“The comfort of having a friend may be taken away, but not that of having had one.”
The Saturday before Easter, one of my best friends was taken from us without warning.
I first met Jens back in 2013 on a spontaneous visit to "his" abandoned sanatorium - a lonely place on top of a mountain where he had chosen to live with his pack of sleigh dogs. He offered us coffee, showed us the place and told stories. The little time we had just flew by. This first meeting was special. We had immediately connected on a really cool level, and my wife and I only reluctantly left that evening. We returned a few months later, and then again...and again. Over the years, a real friendship developed. Jens and "his" mountain became the place for us to be grounded, to meet new people, learn new things - and have barbecue ;)
We felt at home there, and Jens was the reason for that.
I still can't believe that he is gone and that I won't see him anymore walking quickly over his premises, feeding his dogs, riding the sleigh or building something new.
What remains are the great memories of adventure, of long talks by the campfire at night, the hunts for trespassers trying to jump the fence and of surprising visits to cool places that nobody else knew of.
And what will remain are the friendships that developed with the people we met on the mountain. That is Jens' legacy - he brought people together. People of different ages, religions, political views. People that came because of the dogs, people that came because of the sanatorium - in the end everyone came for Jens and for all the things that made this place so unique.
Thank you, Jens, for your friendship.
Thank you for everything you gave us!
We'll meet again by the great campfire in the sky!!!
As early as 1935, a military camp focusing on arms production was built north of the town of Dünsen in Lower Saxony. The production focused mainly on ammunition for air defense and infantry. During the entire Second World War, there was no targeted attack on the "Luftmunitionsanstalt" (air ammunition factory). After the end of the Second World War, the phase of demilitarization of the institution by the British Army began. However, the Bitish did not completely destroy the ammunition bunkers. Instead, some of the bunkers were rebuilt due to housing shortages after the war and....(more)
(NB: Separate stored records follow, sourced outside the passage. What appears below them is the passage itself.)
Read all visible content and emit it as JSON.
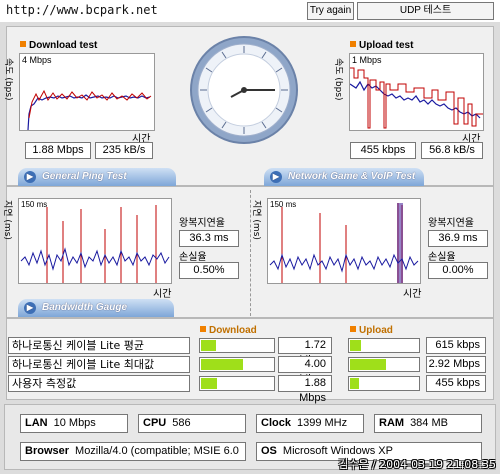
{
  "watermark": "http://www.bcpark.net",
  "header": {
    "try_again": "Try again",
    "udp_test": "UDP 테스트"
  },
  "download": {
    "title": "Download test",
    "y_axis": "속도 (bps)",
    "scale": "4 Mbps",
    "x_axis": "시간",
    "mbps": "1.88 Mbps",
    "kbs": "235 kB/s"
  },
  "upload": {
    "title": "Upload test",
    "y_axis": "속도 (bps)",
    "scale": "1 Mbps",
    "x_axis": "시간",
    "kbps": "455 kbps",
    "kbs": "56.8 kB/s"
  },
  "tabs": {
    "ping": "General Ping Test",
    "game": "Network Game & VoIP Test",
    "gauge": "Bandwidth Gauge"
  },
  "ping": {
    "y_axis": "지연 (ms)",
    "scale": "150 ms",
    "x_axis": "시간",
    "delay_label": "왕복지연율",
    "delay": "36.3 ms",
    "loss_label": "손실율",
    "loss": "0.50%"
  },
  "game": {
    "y_axis": "지연 (ms)",
    "scale": "150 ms",
    "x_axis": "시간",
    "delay_label": "왕복지연율",
    "delay": "36.9 ms",
    "loss_label": "손실율",
    "loss": "0.00%"
  },
  "gauge": {
    "download_header": "Download",
    "upload_header": "Upload",
    "rows": [
      {
        "label": "하나로통신 케이블 Lite 평균",
        "download": "1.72 Mbps",
        "download_fill": 0.23,
        "upload": "615 kbps",
        "upload_fill": 0.18
      },
      {
        "label": "하나로통신 케이블 Lite 최대값",
        "download": "4.00 Mbps",
        "download_fill": 0.64,
        "upload": "2.92 Mbps",
        "upload_fill": 0.58
      },
      {
        "label": "사용자 측정값",
        "download": "1.88 Mbps",
        "download_fill": 0.25,
        "upload": "455 kbps",
        "upload_fill": 0.14
      }
    ]
  },
  "system": {
    "lan_label": "LAN",
    "lan": "10 Mbps",
    "cpu_label": "CPU",
    "cpu": "586",
    "clock_label": "Clock",
    "clock": "1399 MHz",
    "ram_label": "RAM",
    "ram": "384 MB",
    "browser_label": "Browser",
    "browser": "Mozilla/4.0 (compatible; MSIE 6.0",
    "os_label": "OS",
    "os": "Microsoft Windows XP"
  },
  "credit": "김수은 / 2004-03-19 21:08:35",
  "colors": {
    "series_blue": "#1a1aa0",
    "series_red": "#c00000",
    "gauge_green": "#9fdf1a",
    "tab_blue": "#7ea6d8",
    "accent_orange": "#f08000"
  }
}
GALLERY UPDATE! New photos added taken on December 30, 2017.
There is no information regarding the use or the history of this place...(more)
After we had explored the abandoned inn, Pixelcracker and I still had some time left before we'd planned to go grocery shopping for the evening barbecue up on the mountain. I'd always wanted to go for a revisit of the old recreation home, but I never got the chance - up until then ;) In addition, it wasn't too far away, so that we'd have plenty of time to get everything else done as well. Parking had always been an issue at this location. There is no public parking area anywhere near it, and there was no possibility to park by the side of the streets leading up to the place. So we played the.....(more)